Speaking of tradition, I pray that the new motu proprio on liturgical translations issued a few days ago, Magnum principium, will not lead Bishops anywhere to water down the faith. Bishops, challenge the faithful with the beauty, the wonder, the logic, the soundness of our faith. Elevate the character of worship beyond a meal among friends: it is truly an interaction with the Divine, with He who created the world, and sacrificed Himself for us.

Speaking of bishops, my heartfelt thanks to the Holy Father for sending our corner of Northwest Florida, Bishop William Wack.

Please Bishop Wack, drop the "Bishop Bill" nomenclature and be receptive to your flock by the wisdom and humility of your office. But, be our Bishop. We need you and our hearts are open to you and our Lord.

Please pray for everyone who is suffering from natural disaster.

Hurricane Irma was a storm that got much attention. So did Hurricane Harvey. But, how many others suffer in obscurity? Please, pray for them.

Dear readers, please pray for me, and I will pray for you.

-3OP-

06 December 2016

Saint Nicholas




6 DECEMBER 2016. Not a myth nor legend, St. Nicholas was a priest in Asia Minor (today Turkey) who was renowned for meeting the earthly and spiritual needs of his flock. We hang stockings today because of the earliest stories of St. Nicholas, who always wished to help those in need in a way so  that they did not know from whom the help had come.
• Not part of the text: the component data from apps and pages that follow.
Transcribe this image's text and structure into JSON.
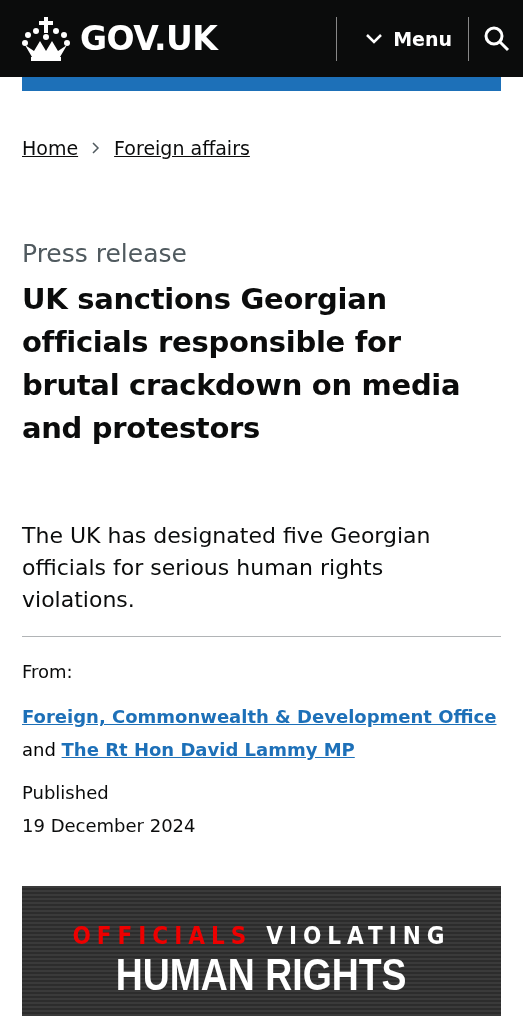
{
  "header": {
    "logo": "GOV.UK",
    "menu_label": "Menu"
  },
  "breadcrumbs": [
    {
      "label": "Home"
    },
    {
      "label": "Foreign affairs"
    }
  ],
  "document_type": "Press release",
  "title": "UK sanctions Georgian officials responsible for brutal crackdown on media and protestors",
  "lead": "The UK has designated five Georgian officials for serious human rights violations.",
  "metadata": {
    "from_label": "From:",
    "organisations": [
      {
        "label": "Foreign, Commonwealth & Development Office"
      },
      {
        "label": "The Rt Hon David Lammy MP"
      }
    ],
    "joiner": "and",
    "published_label": "Published",
    "published_date": "19 December 2024"
  },
  "banner": {
    "line_1a": "OFFICIALS",
    "line_1b": "VIOLATING",
    "line_2": "HUMAN RIGHTS"
  }
}
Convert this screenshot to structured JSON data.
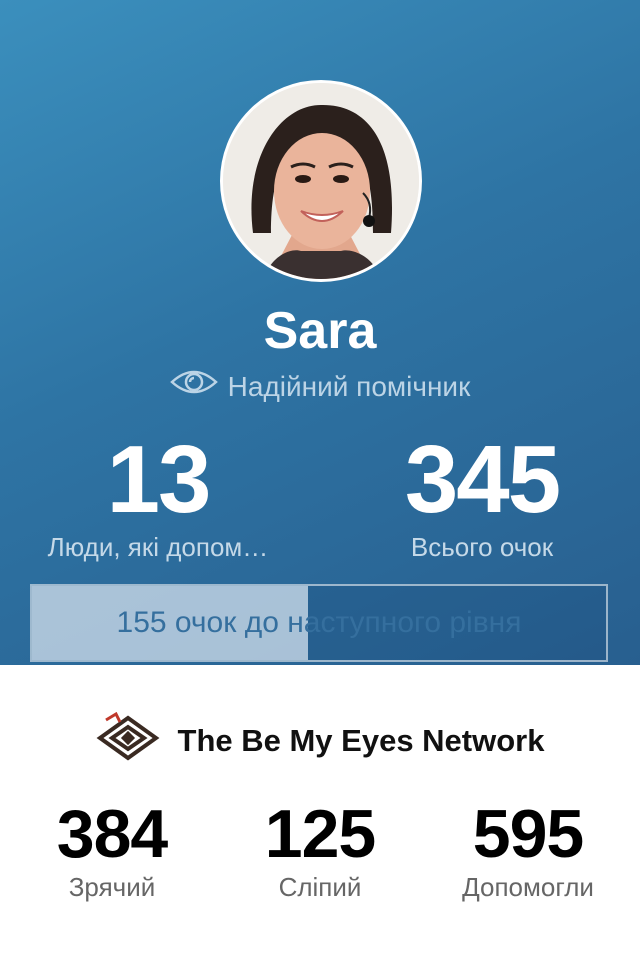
{
  "profile": {
    "name": "Sara",
    "role_label": "Надійний помічник",
    "role_icon": "eye-icon",
    "stats": [
      {
        "value": "13",
        "label": "Люди, які допом…"
      },
      {
        "value": "345",
        "label": "Всього очок"
      }
    ],
    "progress": {
      "text": "155 очок до наступного рівня",
      "fraction": 0.48
    }
  },
  "network": {
    "title": "The Be My Eyes Network",
    "logo_icon": "be-my-eyes-logo-icon",
    "stats": [
      {
        "value": "384",
        "label": "Зрячий"
      },
      {
        "value": "125",
        "label": "Сліпий"
      },
      {
        "value": "595",
        "label": "Допомогли"
      }
    ]
  },
  "colors": {
    "header_top": "#3b8fbd",
    "header_bottom": "#285f8f",
    "progress_text": "#356f9e"
  }
}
This was done out of humility, and the earliest stories relate to us that St. Nicholas placed gold coins in stockings hung out to dry so that those who received the help would not believe themselves indebted to the Church.

How can the renown of one bishop from the third century still have an impact on us today? Because kindness is always in demand. St. Nicholas, when it was found out what he was doing, only asked for prayers in return for his gifts. Are kindness and prayerfulness the way we celebrate Christmas today?